Verve Coffee checkout form with checkbox for marketing communications and Privacy Policy and Terms and Service links highlighted

Within Other Policies

Finally, you should link to your dropshipping Privacy Policy within your other key documents, like your Terms of Service and Returns Policy. This way, customers can quickly move between documents to source the information they need without wasting time searching around your website.

Here's an example from Shopify's own Terms of Service. You can't use the store unless you consent to the Terms, Privacy Policy, and Acceptable Use Policy.
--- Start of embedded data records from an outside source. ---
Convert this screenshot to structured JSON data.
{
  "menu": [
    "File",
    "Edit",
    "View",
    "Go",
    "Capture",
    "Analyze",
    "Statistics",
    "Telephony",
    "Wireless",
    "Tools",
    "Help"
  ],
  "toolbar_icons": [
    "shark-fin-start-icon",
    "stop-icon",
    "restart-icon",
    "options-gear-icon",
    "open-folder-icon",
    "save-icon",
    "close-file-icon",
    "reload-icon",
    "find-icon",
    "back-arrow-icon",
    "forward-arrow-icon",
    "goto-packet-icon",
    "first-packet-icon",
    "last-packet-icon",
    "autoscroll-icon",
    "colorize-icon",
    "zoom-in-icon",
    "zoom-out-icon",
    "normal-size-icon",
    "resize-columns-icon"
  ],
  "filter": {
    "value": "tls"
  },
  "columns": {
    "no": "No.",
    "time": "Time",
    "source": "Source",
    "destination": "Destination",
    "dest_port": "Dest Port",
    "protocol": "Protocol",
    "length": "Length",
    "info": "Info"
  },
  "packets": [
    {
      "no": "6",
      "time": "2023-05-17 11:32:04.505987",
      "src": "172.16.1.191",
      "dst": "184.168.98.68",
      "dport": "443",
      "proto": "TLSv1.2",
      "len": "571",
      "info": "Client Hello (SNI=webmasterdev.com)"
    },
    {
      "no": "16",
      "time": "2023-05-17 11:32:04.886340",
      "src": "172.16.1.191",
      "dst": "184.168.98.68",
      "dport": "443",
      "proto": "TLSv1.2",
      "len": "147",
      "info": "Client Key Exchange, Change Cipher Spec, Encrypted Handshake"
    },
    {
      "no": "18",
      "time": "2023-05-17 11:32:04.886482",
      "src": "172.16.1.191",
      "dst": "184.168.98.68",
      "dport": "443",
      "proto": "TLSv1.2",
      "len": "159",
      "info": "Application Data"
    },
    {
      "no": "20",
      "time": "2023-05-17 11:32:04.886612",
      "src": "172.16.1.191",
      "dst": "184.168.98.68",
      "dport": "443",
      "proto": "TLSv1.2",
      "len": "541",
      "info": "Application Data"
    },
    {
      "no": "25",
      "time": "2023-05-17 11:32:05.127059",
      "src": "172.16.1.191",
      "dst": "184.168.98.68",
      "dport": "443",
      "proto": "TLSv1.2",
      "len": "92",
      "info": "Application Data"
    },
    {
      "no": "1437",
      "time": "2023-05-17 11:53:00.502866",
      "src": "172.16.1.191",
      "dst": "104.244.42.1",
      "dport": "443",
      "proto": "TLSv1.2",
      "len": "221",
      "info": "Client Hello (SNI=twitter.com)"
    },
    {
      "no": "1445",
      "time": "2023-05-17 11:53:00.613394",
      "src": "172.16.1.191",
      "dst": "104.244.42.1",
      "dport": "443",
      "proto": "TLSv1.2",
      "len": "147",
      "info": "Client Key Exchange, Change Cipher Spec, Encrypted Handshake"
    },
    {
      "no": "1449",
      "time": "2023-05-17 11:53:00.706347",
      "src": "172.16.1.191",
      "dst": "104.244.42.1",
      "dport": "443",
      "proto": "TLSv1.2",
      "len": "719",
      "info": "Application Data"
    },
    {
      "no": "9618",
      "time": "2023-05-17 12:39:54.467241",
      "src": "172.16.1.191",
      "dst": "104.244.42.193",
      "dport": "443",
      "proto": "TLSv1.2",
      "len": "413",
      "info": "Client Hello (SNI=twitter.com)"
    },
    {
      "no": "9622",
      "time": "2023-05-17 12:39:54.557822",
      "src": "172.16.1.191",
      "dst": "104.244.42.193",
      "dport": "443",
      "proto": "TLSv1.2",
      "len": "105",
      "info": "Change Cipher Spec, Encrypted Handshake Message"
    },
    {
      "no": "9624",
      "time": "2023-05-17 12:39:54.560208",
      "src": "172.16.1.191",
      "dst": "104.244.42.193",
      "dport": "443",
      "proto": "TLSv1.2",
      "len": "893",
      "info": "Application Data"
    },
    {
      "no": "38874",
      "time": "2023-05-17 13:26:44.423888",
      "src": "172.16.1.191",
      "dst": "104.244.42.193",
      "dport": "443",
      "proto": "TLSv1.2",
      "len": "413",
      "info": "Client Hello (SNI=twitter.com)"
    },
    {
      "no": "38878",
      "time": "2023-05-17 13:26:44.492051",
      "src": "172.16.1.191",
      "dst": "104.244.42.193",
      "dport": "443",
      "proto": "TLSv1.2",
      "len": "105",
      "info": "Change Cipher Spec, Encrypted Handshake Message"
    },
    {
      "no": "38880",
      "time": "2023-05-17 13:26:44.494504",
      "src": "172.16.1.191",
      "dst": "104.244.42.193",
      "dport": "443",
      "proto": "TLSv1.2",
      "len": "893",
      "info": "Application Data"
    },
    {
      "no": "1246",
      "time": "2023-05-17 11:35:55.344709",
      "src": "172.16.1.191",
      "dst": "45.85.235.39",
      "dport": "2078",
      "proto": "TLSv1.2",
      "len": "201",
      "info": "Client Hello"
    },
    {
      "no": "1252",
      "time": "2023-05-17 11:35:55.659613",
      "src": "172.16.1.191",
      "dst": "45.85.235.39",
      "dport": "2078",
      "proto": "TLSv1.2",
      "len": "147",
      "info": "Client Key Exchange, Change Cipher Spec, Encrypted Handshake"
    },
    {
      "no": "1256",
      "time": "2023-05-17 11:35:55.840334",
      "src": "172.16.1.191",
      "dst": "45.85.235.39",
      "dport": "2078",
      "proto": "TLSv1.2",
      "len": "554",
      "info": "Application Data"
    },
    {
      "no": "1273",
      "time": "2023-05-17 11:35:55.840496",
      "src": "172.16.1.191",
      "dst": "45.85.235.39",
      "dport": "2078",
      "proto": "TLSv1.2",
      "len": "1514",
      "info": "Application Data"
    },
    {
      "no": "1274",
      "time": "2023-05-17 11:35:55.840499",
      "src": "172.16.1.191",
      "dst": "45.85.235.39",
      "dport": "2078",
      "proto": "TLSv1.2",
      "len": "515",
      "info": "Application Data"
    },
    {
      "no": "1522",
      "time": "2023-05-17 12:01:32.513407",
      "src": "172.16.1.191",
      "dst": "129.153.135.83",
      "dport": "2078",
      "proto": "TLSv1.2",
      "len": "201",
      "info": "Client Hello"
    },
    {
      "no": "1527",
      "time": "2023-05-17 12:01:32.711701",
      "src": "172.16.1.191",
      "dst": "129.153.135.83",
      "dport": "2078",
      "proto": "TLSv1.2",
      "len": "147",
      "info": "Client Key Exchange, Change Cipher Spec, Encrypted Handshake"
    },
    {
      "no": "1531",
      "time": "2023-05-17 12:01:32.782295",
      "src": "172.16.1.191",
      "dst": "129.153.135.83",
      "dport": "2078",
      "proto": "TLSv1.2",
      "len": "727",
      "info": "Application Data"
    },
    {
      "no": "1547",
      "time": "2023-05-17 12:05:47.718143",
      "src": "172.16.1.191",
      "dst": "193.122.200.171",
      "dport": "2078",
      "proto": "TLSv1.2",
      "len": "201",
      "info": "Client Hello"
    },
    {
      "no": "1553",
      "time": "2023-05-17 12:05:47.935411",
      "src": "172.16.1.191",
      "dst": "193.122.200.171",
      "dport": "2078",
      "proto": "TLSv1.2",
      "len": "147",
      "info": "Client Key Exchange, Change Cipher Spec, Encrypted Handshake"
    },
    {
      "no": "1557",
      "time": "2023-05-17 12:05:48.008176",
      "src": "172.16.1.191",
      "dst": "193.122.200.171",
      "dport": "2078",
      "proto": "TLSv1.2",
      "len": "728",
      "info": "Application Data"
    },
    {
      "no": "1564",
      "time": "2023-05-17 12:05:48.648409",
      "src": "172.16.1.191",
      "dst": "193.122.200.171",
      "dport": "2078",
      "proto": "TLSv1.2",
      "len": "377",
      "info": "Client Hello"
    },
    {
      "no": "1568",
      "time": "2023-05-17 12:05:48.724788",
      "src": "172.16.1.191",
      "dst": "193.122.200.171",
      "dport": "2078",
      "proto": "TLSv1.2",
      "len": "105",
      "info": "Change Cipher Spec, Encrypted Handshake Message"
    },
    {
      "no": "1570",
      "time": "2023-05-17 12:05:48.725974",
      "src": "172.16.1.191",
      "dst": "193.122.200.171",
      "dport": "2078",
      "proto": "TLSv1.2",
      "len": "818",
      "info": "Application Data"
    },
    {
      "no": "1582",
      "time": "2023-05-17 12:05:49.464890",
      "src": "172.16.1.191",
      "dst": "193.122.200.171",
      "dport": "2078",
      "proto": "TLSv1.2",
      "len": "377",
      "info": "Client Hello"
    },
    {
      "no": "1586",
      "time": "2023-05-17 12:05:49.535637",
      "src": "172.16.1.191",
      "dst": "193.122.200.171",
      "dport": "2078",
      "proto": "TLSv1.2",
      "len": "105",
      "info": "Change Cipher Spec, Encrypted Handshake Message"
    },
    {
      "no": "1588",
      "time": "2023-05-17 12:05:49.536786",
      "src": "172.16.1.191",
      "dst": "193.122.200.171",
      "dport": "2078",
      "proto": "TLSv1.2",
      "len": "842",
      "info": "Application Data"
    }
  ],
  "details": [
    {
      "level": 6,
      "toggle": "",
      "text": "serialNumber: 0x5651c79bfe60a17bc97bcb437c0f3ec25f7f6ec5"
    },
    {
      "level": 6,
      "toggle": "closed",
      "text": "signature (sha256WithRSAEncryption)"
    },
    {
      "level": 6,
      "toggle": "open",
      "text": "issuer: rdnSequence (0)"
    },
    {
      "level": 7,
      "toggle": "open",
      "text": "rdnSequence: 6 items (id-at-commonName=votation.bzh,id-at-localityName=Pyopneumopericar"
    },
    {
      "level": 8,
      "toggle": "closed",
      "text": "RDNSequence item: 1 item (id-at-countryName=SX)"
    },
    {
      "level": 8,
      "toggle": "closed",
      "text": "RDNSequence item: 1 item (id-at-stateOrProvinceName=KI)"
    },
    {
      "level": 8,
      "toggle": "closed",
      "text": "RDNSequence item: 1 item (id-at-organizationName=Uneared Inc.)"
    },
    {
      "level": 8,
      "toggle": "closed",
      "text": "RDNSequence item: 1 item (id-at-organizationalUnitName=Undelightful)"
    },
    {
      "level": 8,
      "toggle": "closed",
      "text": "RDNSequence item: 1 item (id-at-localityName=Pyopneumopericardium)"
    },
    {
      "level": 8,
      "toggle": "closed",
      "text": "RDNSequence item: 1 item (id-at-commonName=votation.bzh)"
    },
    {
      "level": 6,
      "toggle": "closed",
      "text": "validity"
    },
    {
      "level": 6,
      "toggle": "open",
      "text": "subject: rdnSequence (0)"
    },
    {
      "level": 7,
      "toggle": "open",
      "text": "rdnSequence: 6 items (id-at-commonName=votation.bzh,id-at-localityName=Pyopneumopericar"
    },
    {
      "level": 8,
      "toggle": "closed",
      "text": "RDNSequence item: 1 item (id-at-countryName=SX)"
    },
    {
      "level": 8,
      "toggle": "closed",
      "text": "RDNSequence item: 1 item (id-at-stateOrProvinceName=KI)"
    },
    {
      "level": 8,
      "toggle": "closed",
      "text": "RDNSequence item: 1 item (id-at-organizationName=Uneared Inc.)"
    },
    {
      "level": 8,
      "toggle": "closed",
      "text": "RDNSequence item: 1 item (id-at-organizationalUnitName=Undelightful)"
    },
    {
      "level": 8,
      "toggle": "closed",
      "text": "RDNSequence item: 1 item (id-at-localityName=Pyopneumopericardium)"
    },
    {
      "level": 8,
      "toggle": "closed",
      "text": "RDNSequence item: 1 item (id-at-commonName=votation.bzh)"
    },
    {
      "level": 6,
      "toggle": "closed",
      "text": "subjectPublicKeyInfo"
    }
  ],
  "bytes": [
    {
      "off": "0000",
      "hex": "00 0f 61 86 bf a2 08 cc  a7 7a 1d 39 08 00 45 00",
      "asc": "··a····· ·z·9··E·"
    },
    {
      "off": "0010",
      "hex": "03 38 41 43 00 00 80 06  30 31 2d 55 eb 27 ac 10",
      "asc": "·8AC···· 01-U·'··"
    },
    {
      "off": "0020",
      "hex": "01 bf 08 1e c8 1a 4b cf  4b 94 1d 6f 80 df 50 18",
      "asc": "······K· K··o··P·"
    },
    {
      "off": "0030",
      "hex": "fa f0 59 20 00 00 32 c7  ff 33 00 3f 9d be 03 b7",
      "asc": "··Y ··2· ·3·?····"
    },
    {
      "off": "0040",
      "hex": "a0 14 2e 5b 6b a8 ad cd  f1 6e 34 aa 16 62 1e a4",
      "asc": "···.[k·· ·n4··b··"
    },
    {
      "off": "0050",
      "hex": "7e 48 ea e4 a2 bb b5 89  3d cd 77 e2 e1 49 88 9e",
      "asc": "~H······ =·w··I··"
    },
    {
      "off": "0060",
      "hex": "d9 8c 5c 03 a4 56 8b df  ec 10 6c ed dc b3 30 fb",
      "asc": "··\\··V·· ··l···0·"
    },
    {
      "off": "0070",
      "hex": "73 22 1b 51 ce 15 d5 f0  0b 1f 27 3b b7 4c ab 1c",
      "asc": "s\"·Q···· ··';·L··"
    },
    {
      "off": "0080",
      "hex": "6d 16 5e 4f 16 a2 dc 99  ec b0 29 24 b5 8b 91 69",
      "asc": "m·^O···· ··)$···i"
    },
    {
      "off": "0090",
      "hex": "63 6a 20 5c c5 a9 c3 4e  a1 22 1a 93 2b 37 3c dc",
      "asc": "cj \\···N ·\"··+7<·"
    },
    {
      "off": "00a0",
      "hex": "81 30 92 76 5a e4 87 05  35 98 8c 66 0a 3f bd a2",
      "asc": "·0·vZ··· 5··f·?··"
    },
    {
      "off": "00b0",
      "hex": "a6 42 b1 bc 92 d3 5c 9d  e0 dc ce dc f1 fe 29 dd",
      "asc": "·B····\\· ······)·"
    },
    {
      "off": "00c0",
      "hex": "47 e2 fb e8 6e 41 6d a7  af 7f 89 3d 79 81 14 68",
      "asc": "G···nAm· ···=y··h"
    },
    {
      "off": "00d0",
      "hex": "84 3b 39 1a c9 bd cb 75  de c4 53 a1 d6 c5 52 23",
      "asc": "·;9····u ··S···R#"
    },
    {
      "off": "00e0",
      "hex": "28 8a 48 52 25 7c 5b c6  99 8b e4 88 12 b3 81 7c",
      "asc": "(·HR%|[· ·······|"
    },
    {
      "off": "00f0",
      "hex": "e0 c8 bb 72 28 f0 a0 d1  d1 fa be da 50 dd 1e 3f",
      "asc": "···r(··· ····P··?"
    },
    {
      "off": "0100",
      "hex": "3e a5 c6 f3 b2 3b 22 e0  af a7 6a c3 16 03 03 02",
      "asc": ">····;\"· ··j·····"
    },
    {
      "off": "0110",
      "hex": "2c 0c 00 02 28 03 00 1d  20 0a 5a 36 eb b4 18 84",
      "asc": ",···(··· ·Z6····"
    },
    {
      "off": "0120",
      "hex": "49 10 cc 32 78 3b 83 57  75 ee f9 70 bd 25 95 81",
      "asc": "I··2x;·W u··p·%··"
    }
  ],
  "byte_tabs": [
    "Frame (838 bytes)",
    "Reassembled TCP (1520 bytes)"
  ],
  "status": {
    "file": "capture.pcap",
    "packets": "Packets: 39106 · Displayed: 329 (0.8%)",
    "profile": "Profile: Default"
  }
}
So, to make it easy for users to understand what they're consenting to, Shopify links to all policies within the Terms of Service:

Shopify Terms of Service: You must read, agree and accept terms and agreements section with agreement links highlighted

Ideally, place the link near the start of your other policy so customers can find it easily.

Conclusion

If you run a dropshipping store of any kind, then you must create a legally compliant Privacy Policy and post it somewhere obvious on your website for customers to read before doing business with you, such as:

  • The website footer
  • At the point of data collection (signing up for emails, completing an order, etc.)
  • Within other policies

Your Privacy Policy must include, at a minimum, the following clauses:

  • Introduction
  • Business contact details
  • Applicable laws
  • Consumer rights over personal data
  • Type of data collected
  • Purpose of data collection
  • Data sharing purposes
  • How you collect data
  • Third party tracking and sharing practices

It's a good idea to link through to your other policies, too.

Remember to always check any applicable laws to see what other additional clauses you may need.